:: Study material
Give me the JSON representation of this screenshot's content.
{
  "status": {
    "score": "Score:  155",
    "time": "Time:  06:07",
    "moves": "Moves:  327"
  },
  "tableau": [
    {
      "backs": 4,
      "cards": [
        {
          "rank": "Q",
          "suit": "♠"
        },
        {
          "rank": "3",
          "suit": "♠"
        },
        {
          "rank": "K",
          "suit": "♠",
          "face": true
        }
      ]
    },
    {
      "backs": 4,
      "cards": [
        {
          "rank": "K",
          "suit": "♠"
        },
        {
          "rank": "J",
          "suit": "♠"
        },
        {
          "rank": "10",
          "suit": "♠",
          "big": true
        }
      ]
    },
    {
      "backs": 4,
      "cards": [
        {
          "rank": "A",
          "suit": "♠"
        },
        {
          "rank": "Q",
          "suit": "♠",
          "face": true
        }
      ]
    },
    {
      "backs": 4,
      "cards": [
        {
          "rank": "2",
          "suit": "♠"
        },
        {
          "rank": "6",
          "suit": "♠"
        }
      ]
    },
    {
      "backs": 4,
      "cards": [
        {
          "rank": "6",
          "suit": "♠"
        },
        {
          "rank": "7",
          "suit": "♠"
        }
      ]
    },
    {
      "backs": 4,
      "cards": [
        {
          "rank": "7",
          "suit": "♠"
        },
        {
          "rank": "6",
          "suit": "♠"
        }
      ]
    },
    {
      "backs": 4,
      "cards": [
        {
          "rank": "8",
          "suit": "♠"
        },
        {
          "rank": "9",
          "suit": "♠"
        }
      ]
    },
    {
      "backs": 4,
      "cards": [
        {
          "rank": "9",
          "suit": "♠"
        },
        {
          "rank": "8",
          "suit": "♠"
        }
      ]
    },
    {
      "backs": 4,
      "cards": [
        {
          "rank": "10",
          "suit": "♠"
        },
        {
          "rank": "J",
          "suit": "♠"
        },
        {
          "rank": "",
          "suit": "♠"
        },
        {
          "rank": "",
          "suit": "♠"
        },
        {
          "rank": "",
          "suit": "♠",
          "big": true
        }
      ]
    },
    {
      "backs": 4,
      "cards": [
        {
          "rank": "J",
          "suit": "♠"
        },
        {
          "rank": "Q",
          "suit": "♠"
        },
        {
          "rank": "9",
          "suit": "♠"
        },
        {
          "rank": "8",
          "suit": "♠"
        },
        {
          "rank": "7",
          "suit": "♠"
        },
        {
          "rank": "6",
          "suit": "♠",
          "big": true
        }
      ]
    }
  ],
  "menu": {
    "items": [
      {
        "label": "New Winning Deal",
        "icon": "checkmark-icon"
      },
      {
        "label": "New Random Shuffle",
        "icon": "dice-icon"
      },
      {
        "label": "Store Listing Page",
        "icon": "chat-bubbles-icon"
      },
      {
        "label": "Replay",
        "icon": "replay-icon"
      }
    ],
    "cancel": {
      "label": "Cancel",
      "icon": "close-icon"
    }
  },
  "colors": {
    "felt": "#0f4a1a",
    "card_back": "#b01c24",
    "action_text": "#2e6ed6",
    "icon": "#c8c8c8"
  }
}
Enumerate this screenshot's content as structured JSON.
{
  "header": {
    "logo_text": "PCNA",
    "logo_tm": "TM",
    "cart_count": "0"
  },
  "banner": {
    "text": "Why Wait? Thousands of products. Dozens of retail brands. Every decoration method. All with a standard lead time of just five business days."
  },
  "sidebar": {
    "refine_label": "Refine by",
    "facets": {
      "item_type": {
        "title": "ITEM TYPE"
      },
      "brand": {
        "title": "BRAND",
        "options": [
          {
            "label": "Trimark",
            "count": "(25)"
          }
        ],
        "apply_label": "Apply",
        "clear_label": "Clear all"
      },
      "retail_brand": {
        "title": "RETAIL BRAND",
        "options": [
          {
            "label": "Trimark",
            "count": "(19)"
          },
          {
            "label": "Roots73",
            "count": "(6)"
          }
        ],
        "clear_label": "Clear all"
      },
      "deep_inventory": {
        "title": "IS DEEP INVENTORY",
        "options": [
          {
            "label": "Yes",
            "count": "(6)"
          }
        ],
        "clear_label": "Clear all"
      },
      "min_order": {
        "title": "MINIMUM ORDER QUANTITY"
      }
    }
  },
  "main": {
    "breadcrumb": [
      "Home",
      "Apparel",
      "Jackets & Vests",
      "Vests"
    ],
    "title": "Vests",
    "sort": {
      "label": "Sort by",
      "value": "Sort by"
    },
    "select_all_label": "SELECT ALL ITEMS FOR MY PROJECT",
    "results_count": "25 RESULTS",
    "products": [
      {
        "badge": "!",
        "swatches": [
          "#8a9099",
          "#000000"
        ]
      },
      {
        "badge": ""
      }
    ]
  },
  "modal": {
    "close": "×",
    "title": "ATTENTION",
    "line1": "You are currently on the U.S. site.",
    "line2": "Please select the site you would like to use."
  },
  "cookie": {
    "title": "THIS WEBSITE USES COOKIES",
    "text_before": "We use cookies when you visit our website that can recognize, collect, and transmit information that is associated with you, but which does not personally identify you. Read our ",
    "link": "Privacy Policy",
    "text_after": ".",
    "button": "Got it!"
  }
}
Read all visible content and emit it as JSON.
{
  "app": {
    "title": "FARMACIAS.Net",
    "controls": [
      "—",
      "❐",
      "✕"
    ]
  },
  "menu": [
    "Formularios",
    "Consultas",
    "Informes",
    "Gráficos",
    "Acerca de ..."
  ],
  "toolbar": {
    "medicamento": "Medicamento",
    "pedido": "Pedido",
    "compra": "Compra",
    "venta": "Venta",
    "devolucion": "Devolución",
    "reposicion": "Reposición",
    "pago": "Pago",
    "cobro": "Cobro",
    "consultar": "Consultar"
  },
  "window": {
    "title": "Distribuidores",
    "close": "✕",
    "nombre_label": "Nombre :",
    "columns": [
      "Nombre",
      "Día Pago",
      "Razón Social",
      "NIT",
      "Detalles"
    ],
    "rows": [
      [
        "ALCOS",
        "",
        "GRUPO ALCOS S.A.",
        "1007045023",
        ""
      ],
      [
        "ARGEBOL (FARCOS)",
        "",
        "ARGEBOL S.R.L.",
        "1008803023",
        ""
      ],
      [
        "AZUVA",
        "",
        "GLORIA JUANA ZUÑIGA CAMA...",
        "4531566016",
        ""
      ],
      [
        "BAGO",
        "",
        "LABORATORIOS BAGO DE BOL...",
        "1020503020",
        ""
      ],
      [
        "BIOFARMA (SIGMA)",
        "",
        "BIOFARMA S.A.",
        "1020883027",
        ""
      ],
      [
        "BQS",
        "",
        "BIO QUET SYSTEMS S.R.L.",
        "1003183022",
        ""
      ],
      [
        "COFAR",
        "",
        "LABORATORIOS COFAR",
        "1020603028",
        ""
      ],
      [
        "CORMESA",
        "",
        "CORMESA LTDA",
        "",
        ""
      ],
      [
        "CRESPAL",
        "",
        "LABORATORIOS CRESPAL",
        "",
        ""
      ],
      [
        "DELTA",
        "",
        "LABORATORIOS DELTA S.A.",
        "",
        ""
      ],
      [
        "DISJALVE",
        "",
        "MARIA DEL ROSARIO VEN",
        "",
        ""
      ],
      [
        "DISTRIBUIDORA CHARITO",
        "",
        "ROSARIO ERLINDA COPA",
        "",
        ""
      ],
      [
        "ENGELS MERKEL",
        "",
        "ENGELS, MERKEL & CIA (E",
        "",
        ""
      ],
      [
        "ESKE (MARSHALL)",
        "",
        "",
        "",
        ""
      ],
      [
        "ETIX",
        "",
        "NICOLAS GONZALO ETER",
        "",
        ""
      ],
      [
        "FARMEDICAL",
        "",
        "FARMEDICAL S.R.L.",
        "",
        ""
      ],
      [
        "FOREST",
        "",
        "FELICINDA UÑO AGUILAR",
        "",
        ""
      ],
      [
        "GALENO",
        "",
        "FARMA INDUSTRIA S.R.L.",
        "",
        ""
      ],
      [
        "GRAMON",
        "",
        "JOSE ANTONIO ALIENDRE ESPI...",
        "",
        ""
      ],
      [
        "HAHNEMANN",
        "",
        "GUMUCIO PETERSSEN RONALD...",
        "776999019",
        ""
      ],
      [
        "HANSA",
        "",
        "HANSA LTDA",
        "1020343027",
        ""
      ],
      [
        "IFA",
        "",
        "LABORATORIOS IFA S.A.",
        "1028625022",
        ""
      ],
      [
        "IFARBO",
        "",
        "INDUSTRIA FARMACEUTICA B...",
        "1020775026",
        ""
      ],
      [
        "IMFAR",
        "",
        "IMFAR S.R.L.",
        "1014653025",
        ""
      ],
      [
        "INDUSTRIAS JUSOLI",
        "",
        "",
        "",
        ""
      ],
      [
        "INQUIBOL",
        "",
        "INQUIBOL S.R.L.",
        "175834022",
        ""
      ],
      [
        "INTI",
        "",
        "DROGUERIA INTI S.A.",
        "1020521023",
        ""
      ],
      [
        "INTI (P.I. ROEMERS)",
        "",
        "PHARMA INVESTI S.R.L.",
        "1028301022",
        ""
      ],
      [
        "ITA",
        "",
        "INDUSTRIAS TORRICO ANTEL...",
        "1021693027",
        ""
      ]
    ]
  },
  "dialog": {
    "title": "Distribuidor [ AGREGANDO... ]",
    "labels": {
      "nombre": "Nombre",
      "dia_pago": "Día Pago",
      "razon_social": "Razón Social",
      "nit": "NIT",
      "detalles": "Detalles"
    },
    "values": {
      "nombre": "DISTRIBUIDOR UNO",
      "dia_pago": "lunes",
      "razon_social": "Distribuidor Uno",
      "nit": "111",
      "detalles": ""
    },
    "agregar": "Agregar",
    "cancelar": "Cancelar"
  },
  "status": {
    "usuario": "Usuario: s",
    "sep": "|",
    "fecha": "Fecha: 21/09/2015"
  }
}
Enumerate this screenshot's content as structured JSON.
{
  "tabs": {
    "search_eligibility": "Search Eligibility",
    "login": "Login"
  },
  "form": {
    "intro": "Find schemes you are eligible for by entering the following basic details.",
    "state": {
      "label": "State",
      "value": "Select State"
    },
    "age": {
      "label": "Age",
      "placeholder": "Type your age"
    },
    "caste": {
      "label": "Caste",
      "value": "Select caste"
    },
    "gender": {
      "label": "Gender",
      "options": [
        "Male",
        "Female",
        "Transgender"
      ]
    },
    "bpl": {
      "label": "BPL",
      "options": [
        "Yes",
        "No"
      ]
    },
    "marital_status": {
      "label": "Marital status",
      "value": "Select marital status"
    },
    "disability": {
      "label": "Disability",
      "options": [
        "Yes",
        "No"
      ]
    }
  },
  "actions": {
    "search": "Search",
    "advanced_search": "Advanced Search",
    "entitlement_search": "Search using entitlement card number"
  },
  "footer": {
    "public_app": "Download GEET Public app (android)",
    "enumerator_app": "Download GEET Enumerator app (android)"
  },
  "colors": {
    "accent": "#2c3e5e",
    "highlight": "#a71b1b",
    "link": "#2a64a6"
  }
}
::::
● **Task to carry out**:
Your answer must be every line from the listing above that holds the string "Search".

● **Output**:
    "search_eligibility": "Search Eligibility",
    "search": "Search",
    "advanced_search": "Advanced Search",
    "entitlement_search": "Search using entitlement card number"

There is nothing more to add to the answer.